This transforming forgiveness is what Christ willingly drinks the cup to secure for us.

Ultimately, Gethsemane opens a window into the cross not simply as the objective achievement of reconciliation — securing the possibility of salvation or whatever. It also gives us a glimpse of the ‘subjective’ goal of the cross — the flesh and blood reality of salvation.

For here we see our Saviour choosing to drink the cup we deserve to drink in order to call forth and enable our stumbling and faltering Grace Rather Than Fear-driven obedience

He surrenders to his Father’s will so we might obediently trust.

He pours out the grief and pain in his heart so we might bring our own to God in prayer.

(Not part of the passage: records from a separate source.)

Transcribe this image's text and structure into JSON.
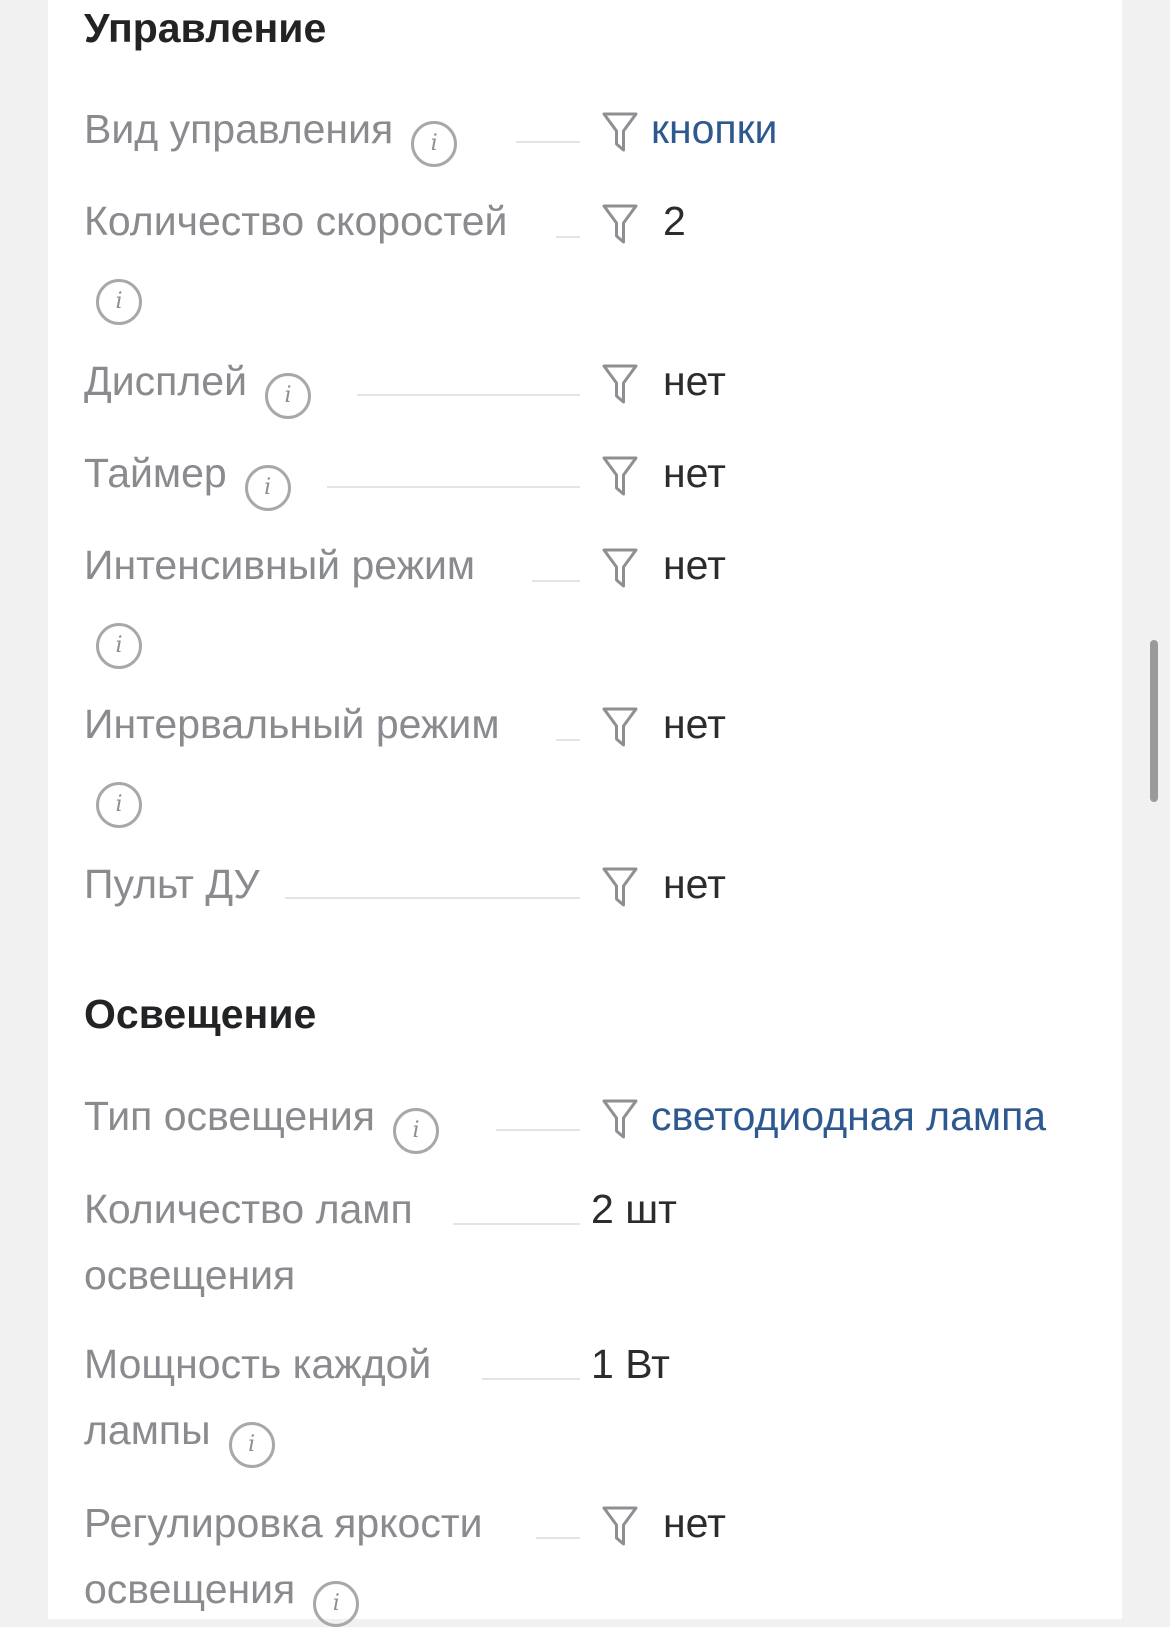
{
  "sections": [
    {
      "title": "Управление",
      "rows": [
        {
          "label": "Вид управления",
          "value": "кнопки",
          "value_is_link": true,
          "has_info": true,
          "has_filter": true
        },
        {
          "label": "Количество скоростей",
          "value": "2",
          "value_is_link": false,
          "has_info": true,
          "has_filter": true
        },
        {
          "label": "Дисплей",
          "value": "нет",
          "value_is_link": false,
          "has_info": true,
          "has_filter": true
        },
        {
          "label": "Таймер",
          "value": "нет",
          "value_is_link": false,
          "has_info": true,
          "has_filter": true
        },
        {
          "label": "Интенсивный режим",
          "value": "нет",
          "value_is_link": false,
          "has_info": true,
          "has_filter": true
        },
        {
          "label": "Интервальный режим",
          "value": "нет",
          "value_is_link": false,
          "has_info": true,
          "has_filter": true
        },
        {
          "label": "Пульт ДУ",
          "value": "нет",
          "value_is_link": false,
          "has_info": false,
          "has_filter": true
        }
      ]
    },
    {
      "title": "Освещение",
      "rows": [
        {
          "label": "Тип освещения",
          "value": "светодиодная лампа",
          "value_is_link": true,
          "has_info": true,
          "has_filter": true
        },
        {
          "label": "Количество ламп освещения",
          "value": "2 шт",
          "value_is_link": false,
          "has_info": false,
          "has_filter": false
        },
        {
          "label": "Мощность каждой лампы",
          "value": "1 Вт",
          "value_is_link": false,
          "has_info": true,
          "has_filter": false
        },
        {
          "label": "Регулировка яркости освещения",
          "value": "нет",
          "value_is_link": false,
          "has_info": true,
          "has_filter": true
        }
      ]
    }
  ],
  "icons": {
    "info": "info-circle-icon",
    "filter": "filter-funnel-icon"
  },
  "colors": {
    "label": "#8a8b8f",
    "value": "#2b2c2e",
    "link": "#2e5890",
    "heading": "#222325"
  }
}
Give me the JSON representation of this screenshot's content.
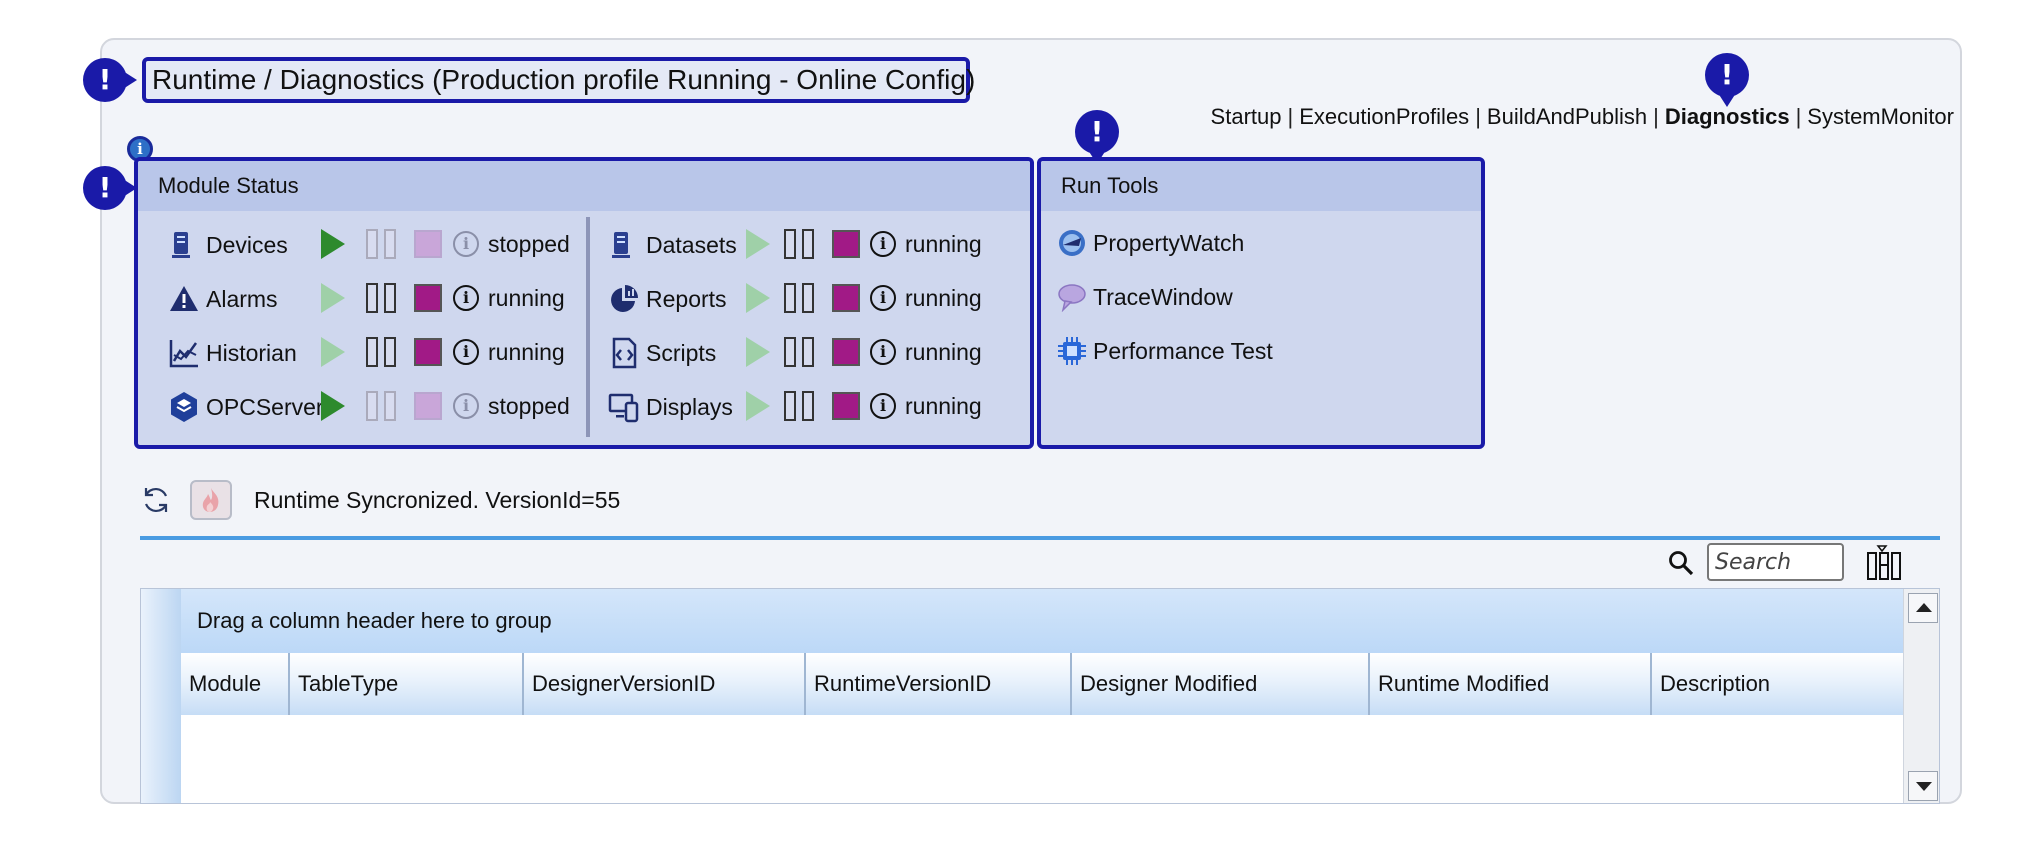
{
  "title": "Runtime / Diagnostics (Production profile Running - Online Config)",
  "nav": {
    "items": [
      {
        "label": "Startup",
        "active": false
      },
      {
        "label": "ExecutionProfiles",
        "active": false
      },
      {
        "label": "BuildAndPublish",
        "active": false
      },
      {
        "label": "Diagnostics",
        "active": true
      },
      {
        "label": "SystemMonitor",
        "active": false
      }
    ],
    "separator": "|"
  },
  "module_status": {
    "header": "Module Status",
    "left": [
      {
        "name": "Devices",
        "icon": "devices-icon",
        "state": "stopped"
      },
      {
        "name": "Alarms",
        "icon": "alarm-warning-icon",
        "state": "running"
      },
      {
        "name": "Historian",
        "icon": "historian-chart-icon",
        "state": "running"
      },
      {
        "name": "OPCServer",
        "icon": "opc-server-icon",
        "state": "stopped"
      }
    ],
    "right": [
      {
        "name": "Datasets",
        "icon": "datasets-icon",
        "state": "running"
      },
      {
        "name": "Reports",
        "icon": "reports-pie-icon",
        "state": "running"
      },
      {
        "name": "Scripts",
        "icon": "scripts-code-icon",
        "state": "running"
      },
      {
        "name": "Displays",
        "icon": "displays-devices-icon",
        "state": "running"
      }
    ]
  },
  "run_tools": {
    "header": "Run Tools",
    "items": [
      {
        "label": "PropertyWatch",
        "icon": "property-watch-icon"
      },
      {
        "label": "TraceWindow",
        "icon": "trace-window-icon"
      },
      {
        "label": "Performance Test",
        "icon": "performance-chip-icon"
      }
    ]
  },
  "sync": {
    "status": "Runtime Syncronized. VersionId=55"
  },
  "search": {
    "placeholder": "Search"
  },
  "grid": {
    "group_hint": "Drag a column header here to group",
    "columns": [
      "Module",
      "TableType",
      "DesignerVersionID",
      "RuntimeVersionID",
      "Designer Modified",
      "Runtime Modified",
      "Description"
    ],
    "rows": []
  },
  "colors": {
    "accent": "#1a1aa8",
    "play": "#2d8a2d",
    "stop": "#a11a86",
    "bar": "#4a9be2"
  }
}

He forgives and restores so we might become agents of transforming forgiveness.

And he clings to his Father so we too might know the light that shines in the darkness…

maybe I’m not so crazy after all…

I’d given up hope of getting a blog post in this week. But inspiration has struck — at 4.30 on Friday afternoon! (Better late than never I guess).

Although, rather than ‘inspiration’ I should say ‘Oliver O’Donovan’…

You see, O’Donovan affirms my recent flip-flopping between conservatism and liberalism when he draws together some observations about the gospel and the created order at the conclusion of a densely-packed few pages of argument in chapter 3 of Resurrection and Moral Order (pages 53-58):

Christian ethics … looks both backwards and forwards, to the origin and to the end of the created order. It respects the natural structures of life in the world, while looking forward to their transformation. This can be seen, for example, in the First Epistle of Peter, which starts with a general characterization of the Christian life in terms of ‘hope’, which is set ‘fully on the grace that is coming to you at the revelation of Jesus Christ’, and then elaborates a special ethics in terms of respectful submission ‘for the Lord’s sake’ to every institution of human life, especially the institutions of government, labour and marriage (1 Pet. 1:13; 2:13ff). There is no conflict here between what might be thought of as the ‘radical’ character of the general outlook and the ‘conservatism’ of the specific counsel. A hope which envisions the transformation of existing natural structures cannot consistently attack or repudiate those structures. Yet the ‘conservatism’ (if it is proper to use the word) includes a sense of distance, which springs from a sharp awareness of how much the institutions need redemption and how transitory is their present form.

I find this heartening. And packed with explosive implications.

Heartening — not only because O’Donovan agrees with me(!) but because I’m due to preach on 1 Peter next semester and this suggests I’m not barking up entirely the wrong tree.

And packed with implications because taking 1 Peter seriously has the potential to lay dynamite at the foot of many cherished ideas about politics, work and relationships on both the right and the left.